The report offers a critical insight, revealing that “the private sector in both the Middle East and Africa is lagging behind governments in terms of climate action.” This observation underscores the varying pace of environmental commitment between the public and private sectors in these regions.

Countries are tailoring their sustainability efforts to align with unique factors such as income levels, economic strengths, and energy dependencies. Notably, the high-income, energy-producing Gulf countries are channeling more investments into sustainable infrastructure and ecosystems, demonstrating their commitment to a greener future. In contrast, African economies are setting benchmarks in energy conservation and consumption, showcasing their resourcefulness and adaptability.

In the realm of green investments, which are predominantly directed towards sustainability and renewable energy projects, the UAE, Qatar, Morocco, and Saudi Arabia have taken the lead. These investments reflect a strong commitment to environmental stewardship among these nations.

On the African front, countries like Uganda, Nigeria, Rwanda, Kenya, and South Africa are making significant strides in green transport. South Africa, in particular, stands on the cusp of potentially surpassing Nigeria as Africa’s largest economy next year. It has ambitiously set a net-zero target for 2050, aspiring to become a major producer and exporter of green hydrogen and its derivatives, thereby marking a significant shift in its energy landscape.

Additionally, these African nations were recognized as pioneers in Energy Transition, leading the way in adopting renewable energy sources and sustainable practices.

The report suggests a powerful potential: by “embracing a strategic green growth approach to economic diversification,” the combined GCC economic output, estimated at $6 trillion by 2050, could potentially soar to over $13 trillion. This projection underscores the immense economic benefits of pursuing environmentally sustainable policies.

Saudi Arabia remains among top five in Green Investment, Innovation & Tech, and Governance & Reporting, says a latest report.

Alarmingly, the report unearthed a significant gap in awareness, with 82 percent of African businesses and 49 percent of Middle Eastern businesses yet to grasp the intricacies of the UN-led COP process.

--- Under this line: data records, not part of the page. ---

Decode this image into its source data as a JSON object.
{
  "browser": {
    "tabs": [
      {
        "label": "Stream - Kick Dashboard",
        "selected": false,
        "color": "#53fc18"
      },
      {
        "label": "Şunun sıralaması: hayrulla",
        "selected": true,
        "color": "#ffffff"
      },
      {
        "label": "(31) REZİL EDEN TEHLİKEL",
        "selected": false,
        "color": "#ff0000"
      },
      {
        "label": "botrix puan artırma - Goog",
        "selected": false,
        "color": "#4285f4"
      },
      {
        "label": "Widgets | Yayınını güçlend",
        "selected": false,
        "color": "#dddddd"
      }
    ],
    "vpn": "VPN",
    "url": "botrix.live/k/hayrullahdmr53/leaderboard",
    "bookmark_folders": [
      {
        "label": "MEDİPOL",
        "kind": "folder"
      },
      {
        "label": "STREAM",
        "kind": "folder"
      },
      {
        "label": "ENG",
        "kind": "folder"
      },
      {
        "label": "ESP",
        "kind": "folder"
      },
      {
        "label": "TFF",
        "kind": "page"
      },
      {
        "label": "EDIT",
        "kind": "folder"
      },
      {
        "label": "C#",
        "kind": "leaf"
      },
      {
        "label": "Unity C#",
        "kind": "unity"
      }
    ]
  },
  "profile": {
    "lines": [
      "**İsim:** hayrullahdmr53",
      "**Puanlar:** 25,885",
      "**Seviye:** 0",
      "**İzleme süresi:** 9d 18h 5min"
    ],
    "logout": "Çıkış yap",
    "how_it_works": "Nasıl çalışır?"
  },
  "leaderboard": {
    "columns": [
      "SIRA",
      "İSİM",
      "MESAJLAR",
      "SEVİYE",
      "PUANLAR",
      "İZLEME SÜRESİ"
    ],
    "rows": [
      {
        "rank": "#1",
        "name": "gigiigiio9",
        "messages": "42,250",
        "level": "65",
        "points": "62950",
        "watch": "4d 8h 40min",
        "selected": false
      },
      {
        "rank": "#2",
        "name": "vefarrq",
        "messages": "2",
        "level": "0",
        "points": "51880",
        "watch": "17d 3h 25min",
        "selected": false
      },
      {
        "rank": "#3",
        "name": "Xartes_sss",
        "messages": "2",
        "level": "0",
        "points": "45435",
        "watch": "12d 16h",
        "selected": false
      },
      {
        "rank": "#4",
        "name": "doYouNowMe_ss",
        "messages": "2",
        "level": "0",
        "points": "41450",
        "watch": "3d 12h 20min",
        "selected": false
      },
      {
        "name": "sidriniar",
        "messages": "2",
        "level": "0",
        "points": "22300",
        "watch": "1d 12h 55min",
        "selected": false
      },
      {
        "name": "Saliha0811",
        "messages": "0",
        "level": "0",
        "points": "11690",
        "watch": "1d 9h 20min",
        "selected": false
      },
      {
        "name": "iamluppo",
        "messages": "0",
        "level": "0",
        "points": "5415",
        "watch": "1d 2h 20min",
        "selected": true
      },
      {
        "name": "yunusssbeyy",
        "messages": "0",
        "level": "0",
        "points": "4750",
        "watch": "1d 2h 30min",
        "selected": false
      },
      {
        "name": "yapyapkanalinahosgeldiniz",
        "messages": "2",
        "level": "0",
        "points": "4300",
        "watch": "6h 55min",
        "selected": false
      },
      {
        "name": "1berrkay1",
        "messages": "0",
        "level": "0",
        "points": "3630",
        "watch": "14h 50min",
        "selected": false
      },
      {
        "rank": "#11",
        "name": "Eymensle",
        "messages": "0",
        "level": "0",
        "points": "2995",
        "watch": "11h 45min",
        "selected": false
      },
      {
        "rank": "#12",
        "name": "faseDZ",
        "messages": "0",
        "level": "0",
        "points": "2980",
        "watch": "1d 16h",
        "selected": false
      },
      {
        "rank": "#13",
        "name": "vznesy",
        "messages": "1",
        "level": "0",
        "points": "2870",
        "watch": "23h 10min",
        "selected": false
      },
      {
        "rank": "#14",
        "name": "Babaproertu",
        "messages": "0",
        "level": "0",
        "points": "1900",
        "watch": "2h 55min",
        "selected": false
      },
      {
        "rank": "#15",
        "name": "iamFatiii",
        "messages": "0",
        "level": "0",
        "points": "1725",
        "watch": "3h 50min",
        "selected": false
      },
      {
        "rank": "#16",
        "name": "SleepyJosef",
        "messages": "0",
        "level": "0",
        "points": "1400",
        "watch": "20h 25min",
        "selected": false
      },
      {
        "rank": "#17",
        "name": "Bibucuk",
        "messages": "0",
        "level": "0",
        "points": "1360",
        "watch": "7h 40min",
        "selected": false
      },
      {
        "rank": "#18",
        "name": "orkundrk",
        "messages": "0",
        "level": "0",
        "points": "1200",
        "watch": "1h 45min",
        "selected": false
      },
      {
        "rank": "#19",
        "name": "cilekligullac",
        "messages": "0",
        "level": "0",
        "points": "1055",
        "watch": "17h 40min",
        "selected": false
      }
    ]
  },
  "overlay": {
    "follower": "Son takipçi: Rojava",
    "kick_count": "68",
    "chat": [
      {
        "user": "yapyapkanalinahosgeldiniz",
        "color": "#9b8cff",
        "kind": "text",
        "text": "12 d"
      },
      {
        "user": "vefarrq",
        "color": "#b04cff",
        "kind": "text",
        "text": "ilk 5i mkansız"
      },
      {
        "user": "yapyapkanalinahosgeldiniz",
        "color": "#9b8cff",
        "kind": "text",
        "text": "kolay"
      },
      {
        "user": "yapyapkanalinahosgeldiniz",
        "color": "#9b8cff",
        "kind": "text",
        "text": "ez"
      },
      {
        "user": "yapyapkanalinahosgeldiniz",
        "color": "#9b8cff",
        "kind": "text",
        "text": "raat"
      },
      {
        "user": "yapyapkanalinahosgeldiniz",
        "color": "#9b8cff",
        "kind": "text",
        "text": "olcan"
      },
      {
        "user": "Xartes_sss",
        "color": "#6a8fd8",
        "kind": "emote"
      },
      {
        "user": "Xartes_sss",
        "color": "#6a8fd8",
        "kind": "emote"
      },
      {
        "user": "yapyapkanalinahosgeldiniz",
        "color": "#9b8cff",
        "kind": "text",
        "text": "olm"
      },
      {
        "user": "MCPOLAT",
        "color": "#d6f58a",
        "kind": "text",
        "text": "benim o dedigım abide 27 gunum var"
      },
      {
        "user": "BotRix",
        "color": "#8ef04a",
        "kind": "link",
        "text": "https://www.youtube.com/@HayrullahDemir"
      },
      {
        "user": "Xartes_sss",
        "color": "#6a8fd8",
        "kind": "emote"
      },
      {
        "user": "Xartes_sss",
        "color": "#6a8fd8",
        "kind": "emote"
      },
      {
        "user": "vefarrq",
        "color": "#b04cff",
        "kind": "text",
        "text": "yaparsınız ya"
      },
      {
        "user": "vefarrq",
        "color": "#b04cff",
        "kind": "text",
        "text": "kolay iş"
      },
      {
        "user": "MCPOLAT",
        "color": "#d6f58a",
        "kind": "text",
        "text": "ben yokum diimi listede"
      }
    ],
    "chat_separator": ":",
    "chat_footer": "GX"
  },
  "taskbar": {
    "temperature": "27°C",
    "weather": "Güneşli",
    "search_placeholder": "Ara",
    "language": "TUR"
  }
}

This process is crucial for guiding and assessing global efforts in tackling climate change, yet remains underutilized for setting corporate sustainability targets.

Mirroring findings from other recent studies, a staggering 97 percent of companies acknowledged the impact of climate change on their operations, with 49 percent experiencing “severe damage” or a “significant and growing” influence.

The report also emphasized a critical disparity in environmental action: while governments in the Middle East and Africa are progressively advancing in climate action, the private sector is not keeping pace, underscoring a crucial area for improvement in corporate environmental responsibility.

As expected, the prioritization of sustainability initiatives varies widely among countries. Gulf nations with high incomes and energy production capacities are investing more heavily in sustainable infrastructure and ecosystems. Conversely, African countries are excelling in the domains of energy conservation and consumption.

In terms of green investment, affluent and middle-income countries, particularly Qatar, the UAE, Morocco, and Saudi Arabia, are spearheading initiatives. Meanwhile, African countries are focusing more on developing green transport solutions, with Uganda, Nigeria, Rwanda, Kenya, and South Africa leading this charge.

Green building initiatives have emerged as a higher priority for Gulf countries, indicating a regional shift towards more sustainable construction practices. The report also noted that waste management and consumption patterns are closely tied to a country’s wealth, highlighting the economic dimensions of environmental sustainability.